In the 1990’s and early 2000’s Patrice Leconte was the darling of the independent film and festival circuit with his adult dramas that burst beyond the boundaries of the French-speaking world into the international market. His films such as Monsieur Hire, The Hairdresser’s Husband, Ridicule, The Widow of Saint-Pierre, and The Man on the Train garnered both critical acclaim and respectable box office. In the middle of this run, Leconte directed Girl on the Bridge, which did reasonably well at the time, but has not endured in the same way as many of his other movies.
Vanessa Paradis stars as Adèle, a waif who is unlucky in love, but has trouble saying “no” to men just the same. When she decides to take her own life by jumping from a Paris bridge, she gets a strange proposition from Gabor (Daniel Auteuil), a professional knife thrower.
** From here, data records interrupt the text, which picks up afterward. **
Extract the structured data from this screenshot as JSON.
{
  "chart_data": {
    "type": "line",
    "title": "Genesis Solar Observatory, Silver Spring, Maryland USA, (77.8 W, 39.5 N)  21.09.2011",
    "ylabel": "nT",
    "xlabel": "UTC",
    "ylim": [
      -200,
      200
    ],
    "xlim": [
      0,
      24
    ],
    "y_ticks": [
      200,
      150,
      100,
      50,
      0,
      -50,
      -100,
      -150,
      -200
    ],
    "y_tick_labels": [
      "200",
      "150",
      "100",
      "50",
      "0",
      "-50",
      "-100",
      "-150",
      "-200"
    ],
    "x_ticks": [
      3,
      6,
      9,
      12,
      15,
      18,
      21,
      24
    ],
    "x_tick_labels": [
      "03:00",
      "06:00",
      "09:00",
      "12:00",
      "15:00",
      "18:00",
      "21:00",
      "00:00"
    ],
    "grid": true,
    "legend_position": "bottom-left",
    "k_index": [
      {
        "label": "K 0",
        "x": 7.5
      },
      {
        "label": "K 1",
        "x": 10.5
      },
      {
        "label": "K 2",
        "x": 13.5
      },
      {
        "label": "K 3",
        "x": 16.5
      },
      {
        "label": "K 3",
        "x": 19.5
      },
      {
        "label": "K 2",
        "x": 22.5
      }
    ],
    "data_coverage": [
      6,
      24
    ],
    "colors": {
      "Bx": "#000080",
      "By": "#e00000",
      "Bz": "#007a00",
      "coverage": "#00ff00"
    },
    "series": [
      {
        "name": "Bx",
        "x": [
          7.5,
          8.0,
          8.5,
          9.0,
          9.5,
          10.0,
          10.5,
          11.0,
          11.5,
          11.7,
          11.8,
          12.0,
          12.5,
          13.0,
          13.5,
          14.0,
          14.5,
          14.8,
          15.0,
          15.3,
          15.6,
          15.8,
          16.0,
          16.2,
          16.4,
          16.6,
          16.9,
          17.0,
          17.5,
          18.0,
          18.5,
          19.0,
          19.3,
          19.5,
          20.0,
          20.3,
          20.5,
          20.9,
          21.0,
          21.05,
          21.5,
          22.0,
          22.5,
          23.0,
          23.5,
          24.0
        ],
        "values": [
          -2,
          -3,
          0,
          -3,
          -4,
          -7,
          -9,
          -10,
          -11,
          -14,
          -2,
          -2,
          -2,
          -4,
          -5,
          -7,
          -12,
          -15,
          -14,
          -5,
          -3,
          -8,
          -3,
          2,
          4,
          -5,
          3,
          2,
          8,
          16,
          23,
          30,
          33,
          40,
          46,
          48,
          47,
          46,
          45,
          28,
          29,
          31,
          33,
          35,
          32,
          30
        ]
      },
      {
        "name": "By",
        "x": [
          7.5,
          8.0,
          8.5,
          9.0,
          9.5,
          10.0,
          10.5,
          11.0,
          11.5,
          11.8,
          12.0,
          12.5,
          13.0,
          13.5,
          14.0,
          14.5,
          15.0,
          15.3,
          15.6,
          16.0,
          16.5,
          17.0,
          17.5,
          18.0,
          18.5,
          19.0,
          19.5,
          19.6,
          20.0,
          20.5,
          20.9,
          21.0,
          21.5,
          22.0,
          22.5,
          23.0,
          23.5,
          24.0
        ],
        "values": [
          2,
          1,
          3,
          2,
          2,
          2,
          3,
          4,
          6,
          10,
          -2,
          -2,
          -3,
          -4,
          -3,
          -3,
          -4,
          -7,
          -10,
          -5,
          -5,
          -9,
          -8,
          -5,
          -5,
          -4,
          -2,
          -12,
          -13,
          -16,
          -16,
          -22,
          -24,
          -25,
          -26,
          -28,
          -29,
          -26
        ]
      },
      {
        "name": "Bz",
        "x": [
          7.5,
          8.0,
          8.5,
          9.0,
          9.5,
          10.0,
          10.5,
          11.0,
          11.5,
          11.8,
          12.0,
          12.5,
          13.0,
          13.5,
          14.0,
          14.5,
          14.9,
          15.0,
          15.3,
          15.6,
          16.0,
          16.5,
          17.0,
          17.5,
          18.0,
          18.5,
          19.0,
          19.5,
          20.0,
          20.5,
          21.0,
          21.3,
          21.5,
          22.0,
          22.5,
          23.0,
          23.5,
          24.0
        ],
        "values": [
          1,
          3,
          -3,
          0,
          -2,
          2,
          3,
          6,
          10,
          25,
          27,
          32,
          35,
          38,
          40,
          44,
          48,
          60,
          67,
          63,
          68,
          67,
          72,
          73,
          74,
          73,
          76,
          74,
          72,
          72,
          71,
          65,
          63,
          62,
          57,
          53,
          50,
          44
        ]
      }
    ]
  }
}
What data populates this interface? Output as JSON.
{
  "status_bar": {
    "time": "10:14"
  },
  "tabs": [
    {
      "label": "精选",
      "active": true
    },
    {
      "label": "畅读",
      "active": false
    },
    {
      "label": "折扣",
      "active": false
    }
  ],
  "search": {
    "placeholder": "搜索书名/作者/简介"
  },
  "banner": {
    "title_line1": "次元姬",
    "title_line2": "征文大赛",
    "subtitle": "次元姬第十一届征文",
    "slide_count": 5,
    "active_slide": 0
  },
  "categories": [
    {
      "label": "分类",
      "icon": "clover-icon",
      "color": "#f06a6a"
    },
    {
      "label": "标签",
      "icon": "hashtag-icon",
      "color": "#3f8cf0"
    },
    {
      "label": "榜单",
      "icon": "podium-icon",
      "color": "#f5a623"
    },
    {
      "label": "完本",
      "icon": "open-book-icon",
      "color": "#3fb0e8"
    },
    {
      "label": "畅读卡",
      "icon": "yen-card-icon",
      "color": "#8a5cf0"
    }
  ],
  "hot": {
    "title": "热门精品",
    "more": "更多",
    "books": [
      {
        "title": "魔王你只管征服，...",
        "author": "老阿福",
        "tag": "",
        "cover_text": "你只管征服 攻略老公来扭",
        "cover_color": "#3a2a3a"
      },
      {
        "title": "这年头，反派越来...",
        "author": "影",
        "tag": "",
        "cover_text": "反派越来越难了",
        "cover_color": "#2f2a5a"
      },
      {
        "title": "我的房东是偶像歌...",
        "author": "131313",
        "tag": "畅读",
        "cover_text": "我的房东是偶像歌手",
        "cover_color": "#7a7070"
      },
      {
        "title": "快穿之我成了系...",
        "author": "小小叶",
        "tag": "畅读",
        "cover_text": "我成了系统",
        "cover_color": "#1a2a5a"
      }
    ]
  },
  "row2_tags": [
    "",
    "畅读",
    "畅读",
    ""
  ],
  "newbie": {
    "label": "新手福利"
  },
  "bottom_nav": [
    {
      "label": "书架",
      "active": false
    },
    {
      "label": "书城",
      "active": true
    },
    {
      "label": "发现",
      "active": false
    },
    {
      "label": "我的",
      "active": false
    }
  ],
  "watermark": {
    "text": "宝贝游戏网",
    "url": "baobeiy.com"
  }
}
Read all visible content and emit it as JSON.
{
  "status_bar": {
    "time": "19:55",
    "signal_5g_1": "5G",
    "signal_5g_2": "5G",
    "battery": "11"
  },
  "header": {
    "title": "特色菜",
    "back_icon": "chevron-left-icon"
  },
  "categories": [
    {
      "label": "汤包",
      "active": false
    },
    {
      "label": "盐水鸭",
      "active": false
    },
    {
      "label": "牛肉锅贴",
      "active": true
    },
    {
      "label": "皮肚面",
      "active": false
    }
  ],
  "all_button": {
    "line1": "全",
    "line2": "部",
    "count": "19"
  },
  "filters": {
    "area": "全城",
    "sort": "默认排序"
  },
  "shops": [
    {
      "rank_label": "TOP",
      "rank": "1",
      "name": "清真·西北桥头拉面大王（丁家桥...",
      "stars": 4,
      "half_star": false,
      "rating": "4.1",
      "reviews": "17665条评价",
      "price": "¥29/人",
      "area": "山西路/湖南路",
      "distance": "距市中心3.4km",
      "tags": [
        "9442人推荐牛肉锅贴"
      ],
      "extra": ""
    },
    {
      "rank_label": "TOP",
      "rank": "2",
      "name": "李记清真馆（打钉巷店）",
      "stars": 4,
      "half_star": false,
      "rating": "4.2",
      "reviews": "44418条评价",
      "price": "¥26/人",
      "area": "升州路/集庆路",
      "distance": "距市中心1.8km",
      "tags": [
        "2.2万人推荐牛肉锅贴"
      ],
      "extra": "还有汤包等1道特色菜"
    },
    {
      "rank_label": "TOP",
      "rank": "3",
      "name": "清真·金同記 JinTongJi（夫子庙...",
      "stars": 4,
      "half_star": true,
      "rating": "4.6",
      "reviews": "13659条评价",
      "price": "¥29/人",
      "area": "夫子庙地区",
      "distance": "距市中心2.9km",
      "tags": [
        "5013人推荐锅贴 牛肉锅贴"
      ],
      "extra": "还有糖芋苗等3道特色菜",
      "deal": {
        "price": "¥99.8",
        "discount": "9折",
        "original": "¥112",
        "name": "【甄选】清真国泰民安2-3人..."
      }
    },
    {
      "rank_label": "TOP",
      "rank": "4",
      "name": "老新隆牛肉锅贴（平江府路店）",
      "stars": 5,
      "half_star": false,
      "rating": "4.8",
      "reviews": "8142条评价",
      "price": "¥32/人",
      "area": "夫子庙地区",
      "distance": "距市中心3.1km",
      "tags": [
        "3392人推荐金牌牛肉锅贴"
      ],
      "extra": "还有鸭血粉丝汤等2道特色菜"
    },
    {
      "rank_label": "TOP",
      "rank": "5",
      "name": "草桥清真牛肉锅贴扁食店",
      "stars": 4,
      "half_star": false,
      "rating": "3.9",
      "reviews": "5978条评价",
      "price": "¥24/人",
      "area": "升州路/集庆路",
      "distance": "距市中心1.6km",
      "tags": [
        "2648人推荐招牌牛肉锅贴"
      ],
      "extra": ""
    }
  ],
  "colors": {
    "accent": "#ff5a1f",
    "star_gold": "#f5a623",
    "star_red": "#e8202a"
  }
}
Having passed 40, his aim has become erratic. Since the girl wants to kill herself anyway… Well, you get the idea. When she agrees to be the artist’s target, the two Sad Sacks find that they complete each other. Together, their luck is unstoppable, and they have an almost psychic bond. But fidelity is not easy, even for those that are perfectly mached.
Girl on the Bridge is a lovely fairy tale trifle, with dashes of humor and magical realism. It is lighter than most Leconte’s better-known work, but it is no less accomplished. The widescreen frame is lensed in crisp, high-contrast black and white; and the direction is often surprising playful, including camera shots from the point-of-view of a fly and of Adèle when strapped to the “Wheel of Death.” The two unreliable, but loveable, grifters at the heart of the story are unforgettable, due both to the script by Serge Frydman and the delightful performances by Paradis and Autueil. Finally, the way the knife throwing sequences are staged and filmed, they are more erotic than most sex scenes.
I first had the pleasure of watching Patrice Leconte’s Girl on the Bridge at Roger Ebert’s Overlooked Film Festival in 2001. The film was only two years old at the time, but it had already qualified as “overlooked” (at least within the U.S.). Sixteen year later, the film is almost completely forgotten. Why isn’t Girl on the Bridge better remembered? Maybe the subject matter and tone were a bit too light for fans of Leconte’s darker work. Maybe the black and white photography scared some people away. Quite possibly, it was just poor support from the American distributor (I’m referring to you Paramount), which didn’t give the picture the theatrical push or home video promotion that Leconte’s other films received. After all, Girl on the Bridge wasn’t given a home video release until nine years after its theatrical run, and then it snuck into stores on a budget DVD from Legend Films.
No matter why Girl on the Bridge has been forgotten, it is ripe for rediscovery and overdue for a high-definition Blu-ray transfer that would really show off the beautiful cinematography. If you ever get the opportunity to see this enchanting story, don’t miss it. It receives my highest recommendation.
France/B&W-91m./Dir: Patrice Leconte/Wr: Serge Frydman/Cast: Vanessa Paradis, Daniel Auteuil, Frédéric Pfluger, Demetre Georgalas, Catherine Lascault, Isabelle Petit-Jacques
If You Like: Fans of Leconte’s more popular work, as well as cinephiles that enjoy the whimsical side of Fellini’s films, should seek out this lesser-known gem.
Girl on the Bridge [DVD] from Legend Films is now out-of-print, but you may be able to find it on the secondary market.
Streaming: Not currently available.
More to Explore: For another offbeat, enchanting, forgotten romance, watch
Hear My Song (1991) from English writer-director Peter Chelsom.
Trivia: Daniel Auteuil deservedly won the César Award for Best Actor (the French equivalent of the Oscar) for his performance as Gabor.
For more info: Consult the book
Patrice Leconte (French Film Directors) by Lisa Downing.